Iberia waits on Europe's LNG sidelines
Spain and Portugal want to become a gateway for Europe’s LNG imports, but cheaper pipeline gas is a formidable competitor
Plans to position Iberia as a liquefied natural gas gateway for Europe hold promise of ending the peninsula's outlier status in the continent's energy markets while also boosting the continent's energy sovereignty. But the ambitions face regional competition, geographic realities and uncertainty over future European gas demand.
At a trilateral summit in Lisbon last week, the leaders of France, Spain and Portugal spoke of the potential for new gas connections to both reduce Europe's reliance on energy imports and to end bottlenecks keeping the Iberian Peninsula isolated from core regional markets.
"It is essential to develop transport, storage and import [gas] infrastructure that will allow Europe to fully benefit from this energy source," the countries' three leaders wrote in a joint declaration. New connections are "a key contribution to security of supply in the European natural gas market".
Spain currently has six regasification terminals, more than any other European country and accounting for 39% of the total LNG regasification capacity in the EU, according to a February report by GlobalData Energy. But there is only one pipeline linking it to France and the rest of Europe.
Spain and Portugal also have seven ports that can take LNG, which is imported from Qatar and increasingly from the United States, while both also import gas from Algeria via a pipeline that became operational in 2011. Portugal's Sines has a deepwater harbor and lies on three main international navigation sea routes - the Cape, Mediterranean and transatlantic.
The proposed artery that could link Iberia to Europe is a 1,250 km cross-Pyrenees pipeline project known as Midi-Catalonia (MidCat) - which would give Spain access to cheaper pipeline natural gas, and provide Europe with more import LNG import potential. But the initial focus is on a shorter first phase know as Step (South Transit East Pyrenees), a 227-km long pipeline crossing the France-Spain border.
After the summit, French President Emmanuel Macron gave mixed signals on the initiative: "We have instructed our regulators to work on the options for new gas pipelines, particularly of a pipeline between France and Spain". However, he added that it would need to be cost effective in a scenario where demand for gas increases as coal power plants are decommissioned.

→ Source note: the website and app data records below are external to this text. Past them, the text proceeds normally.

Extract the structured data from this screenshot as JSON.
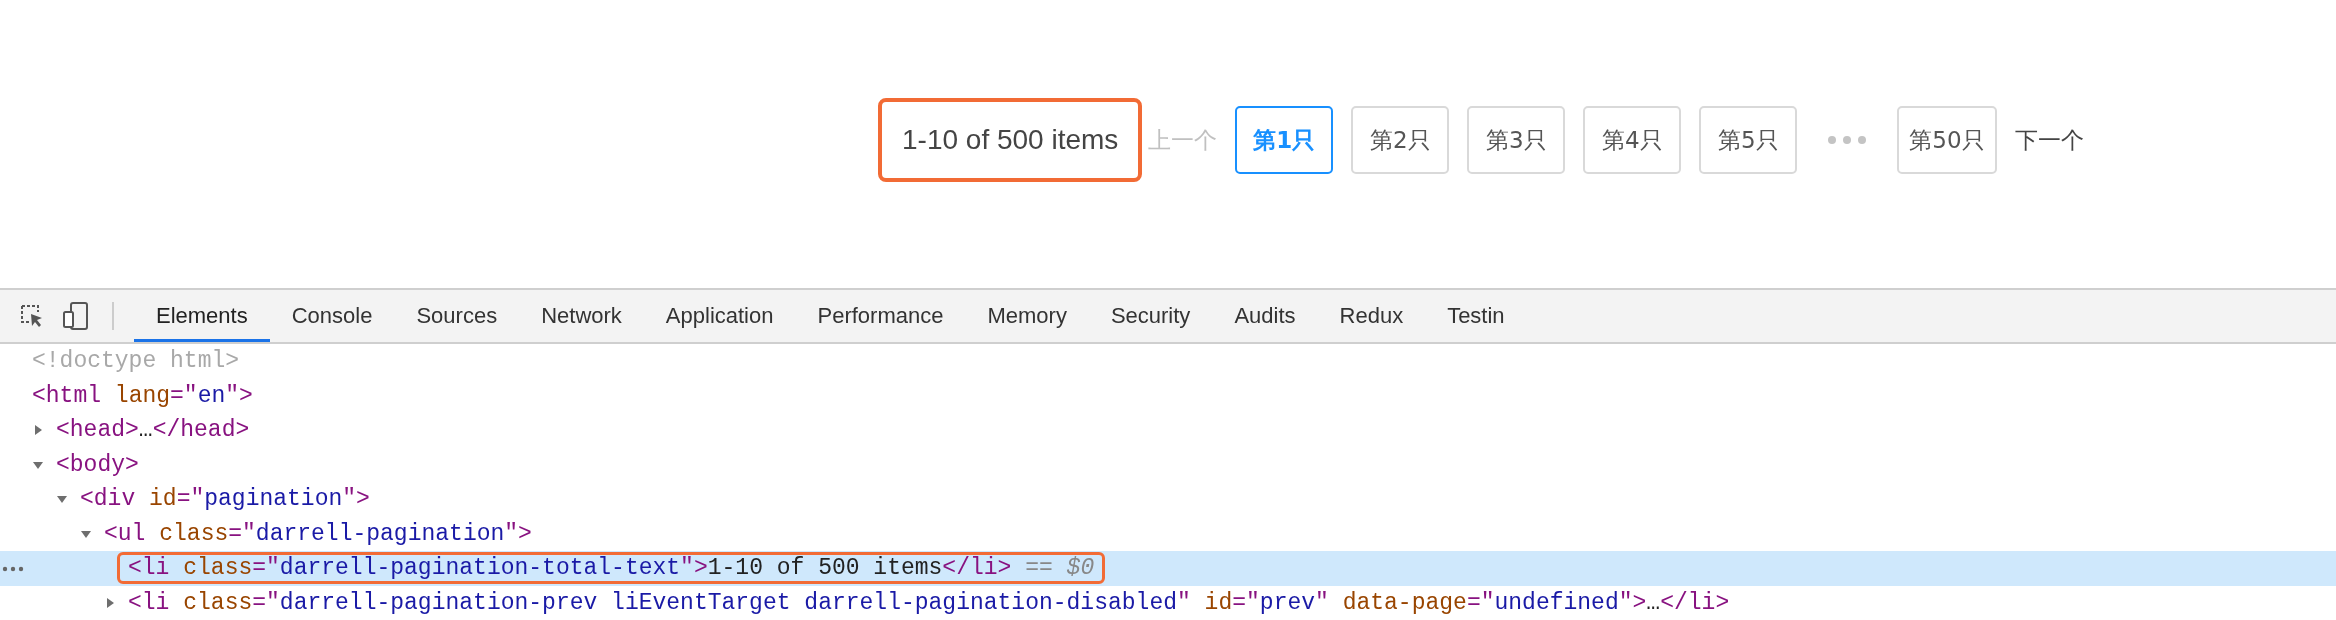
{
  "pagination": {
    "total_text": "1-10 of 500 items",
    "total_annotated": true,
    "items": [
      {
        "kind": "prev",
        "label": "上一个",
        "disabled": true
      },
      {
        "kind": "page",
        "label": "第1只",
        "selected": true
      },
      {
        "kind": "page",
        "label": "第2只",
        "selected": false
      },
      {
        "kind": "page",
        "label": "第3只",
        "selected": false
      },
      {
        "kind": "page",
        "label": "第4只",
        "selected": false
      },
      {
        "kind": "page",
        "label": "第5只",
        "selected": false
      },
      {
        "kind": "ellipsis"
      },
      {
        "kind": "page",
        "label": "第50只",
        "selected": false
      },
      {
        "kind": "next",
        "label": "下一个",
        "disabled": false
      }
    ]
  },
  "devtools": {
    "tabs": [
      {
        "label": "Elements",
        "selected": true
      },
      {
        "label": "Console",
        "selected": false
      },
      {
        "label": "Sources",
        "selected": false
      },
      {
        "label": "Network",
        "selected": false
      },
      {
        "label": "Application",
        "selected": false
      },
      {
        "label": "Performance",
        "selected": false
      },
      {
        "label": "Memory",
        "selected": false
      },
      {
        "label": "Security",
        "selected": false
      },
      {
        "label": "Audits",
        "selected": false
      },
      {
        "label": "Redux",
        "selected": false
      },
      {
        "label": "Testin",
        "selected": false
      }
    ],
    "dom_tree": [
      {
        "tokens": [
          {
            "kind": "doctype",
            "text": "<!doctype html>"
          }
        ]
      },
      {
        "tokens": [
          {
            "kind": "punct",
            "text": "<"
          },
          {
            "kind": "tag",
            "text": "html"
          },
          {
            "kind": "attr",
            "text": "lang"
          },
          {
            "kind": "punct",
            "text": "=\""
          },
          {
            "kind": "value",
            "text": "en"
          },
          {
            "kind": "punct",
            "text": "\">"
          }
        ],
        "children": [
          {
            "expanded": false,
            "tokens": [
              {
                "kind": "punct",
                "text": "<"
              },
              {
                "kind": "tag",
                "text": "head"
              },
              {
                "kind": "punct",
                "text": ">"
              },
              {
                "kind": "text",
                "text": "…"
              },
              {
                "kind": "punct",
                "text": "</"
              },
              {
                "kind": "tag",
                "text": "head"
              },
              {
                "kind": "punct",
                "text": ">"
              }
            ]
          },
          {
            "expanded": true,
            "tokens": [
              {
                "kind": "punct",
                "text": "<"
              },
              {
                "kind": "tag",
                "text": "body"
              },
              {
                "kind": "punct",
                "text": ">"
              }
            ],
            "children": [
              {
                "expanded": true,
                "tokens": [
                  {
                    "kind": "punct",
                    "text": "<"
                  },
                  {
                    "kind": "tag",
                    "text": "div"
                  },
                  {
                    "kind": "attr",
                    "text": "id"
                  },
                  {
                    "kind": "punct",
                    "text": "=\""
                  },
                  {
                    "kind": "value",
                    "text": "pagination"
                  },
                  {
                    "kind": "punct",
                    "text": "\">"
                  }
                ],
                "children": [
                  {
                    "expanded": true,
                    "tokens": [
                      {
                        "kind": "punct",
                        "text": "<"
                      },
                      {
                        "kind": "tag",
                        "text": "ul"
                      },
                      {
                        "kind": "attr",
                        "text": "class"
                      },
                      {
                        "kind": "punct",
                        "text": "=\""
                      },
                      {
                        "kind": "value",
                        "text": "darrell-pagination"
                      },
                      {
                        "kind": "punct",
                        "text": "\">"
                      }
                    ],
                    "children": [
                      {
                        "selected": true,
                        "annotated": true,
                        "tokens": [
                          {
                            "kind": "punct",
                            "text": "<"
                          },
                          {
                            "kind": "tag",
                            "text": "li"
                          },
                          {
                            "kind": "attr",
                            "text": "class"
                          },
                          {
                            "kind": "punct",
                            "text": "=\""
                          },
                          {
                            "kind": "value",
                            "text": "darrell-pagination-total-text"
                          },
                          {
                            "kind": "punct",
                            "text": "\">"
                          },
                          {
                            "kind": "text",
                            "text": "1-10 of 500 items"
                          },
                          {
                            "kind": "punct",
                            "text": "</"
                          },
                          {
                            "kind": "tag",
                            "text": "li"
                          },
                          {
                            "kind": "punct",
                            "text": ">"
                          },
                          {
                            "kind": "hint",
                            "text": " == "
                          },
                          {
                            "kind": "hint-italic",
                            "text": "$0"
                          }
                        ]
                      },
                      {
                        "expanded": false,
                        "tokens": [
                          {
                            "kind": "punct",
                            "text": "<"
                          },
                          {
                            "kind": "tag",
                            "text": "li"
                          },
                          {
                            "kind": "attr",
                            "text": "class"
                          },
                          {
                            "kind": "punct",
                            "text": "=\""
                          },
                          {
                            "kind": "value",
                            "text": "darrell-pagination-prev liEventTarget darrell-pagination-disabled"
                          },
                          {
                            "kind": "punct",
                            "text": "\""
                          },
                          {
                            "kind": "attr",
                            "text": "id"
                          },
                          {
                            "kind": "punct",
                            "text": "=\""
                          },
                          {
                            "kind": "value",
                            "text": "prev"
                          },
                          {
                            "kind": "punct",
                            "text": "\""
                          },
                          {
                            "kind": "attr",
                            "text": "data-page"
                          },
                          {
                            "kind": "punct",
                            "text": "=\""
                          },
                          {
                            "kind": "value",
                            "text": "undefined"
                          },
                          {
                            "kind": "punct",
                            "text": "\">"
                          },
                          {
                            "kind": "text",
                            "text": "…"
                          },
                          {
                            "kind": "punct",
                            "text": "</"
                          },
                          {
                            "kind": "tag",
                            "text": "li"
                          },
                          {
                            "kind": "punct",
                            "text": ">"
                          }
                        ]
                      }
                    ]
                  }
                ]
              }
            ]
          }
        ]
      }
    ]
  }
}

The French coolness reflects a historic lack of enthusiasm over MidCat domestically. In 2016, French regulator CRE said the pipeline was not needed due to stable demand and overcapacity, and estimated it would cost $3.6 bn.
A report on Step written in November 2017 by Poyry, a consultancy, said the project would only be economically viable in a tight LNG market, where there were also disruptions in Algerian supply and other conditions. The report pointed out that existing cross-Pyrenees pipelines are already underutilised, even during periods of high demand, and noted the existence of equally well-connected LNG ports elsewhere in Europe.
"Large liquefaction over-capacity will generate LNG volumes available to Europe at low price", said the consultancy, pointing to figures from the European Network of Transmission System Operators for Gas that show supply to the continent rising to 170 bcm by 2037, from 90 bcm in 2018. In one model assuming the EU hits its 2030 Green Revolution renewable targets, Step loses money from the middle of the 2030s, only around 10 years after its potential commissioning date.
A question of inter-connectivity
But proponents speak of the need for deeper European inter-connectivity on gas to boost the economies on both sides of the Pyrenees.
"The development of additional gas links with the Iberian Peninsula would help to increase the gas trade between North and South Europe," says Michel Boche, director of infrastructure projects of French pipeline operator Terega, which along with Spain's Enagas want to invest in the project. "These links would increase diversification of source of supplies in the Iberian peninsula, improve security of supply, liquidity of the market and competition, offering EU consumers access to the cheapest sources of gas coming to Europe."
He points out that while the Iberian Peninsula is the fifth biggest gas market in the EU, that its interconnection capacities represent only 16% of the average gas demand, one of the lowest ratios in Europe. In contrast the interconnection capacity is 138% for France and 290% in Germany. Winter 2017 and the cold spell in Europe at end of February also saw increased flows from Spain to France, due to low levels of underground storage in Northern Europe, says Boche.
But this doesn't answer questions around the actual strategic value of Iberia's location when it comes to imported LNG, and its viability against the cheaper Russian natural gas flowing into Western Europe through pipelines.
The Poyry report points out that the differences in proximity for Iberia in comparison to Europe's other Atlantic LNG ports to access imports is marginal. For example, France's Montoir-de-Bretagne port is 8,966km from Corpus Christi, in Texas, while Bilbao is 8,969km.
Russian pipeline gas also remains about $2.5-3.5 per million British thermal units cheaper than the US super-chilled fuel.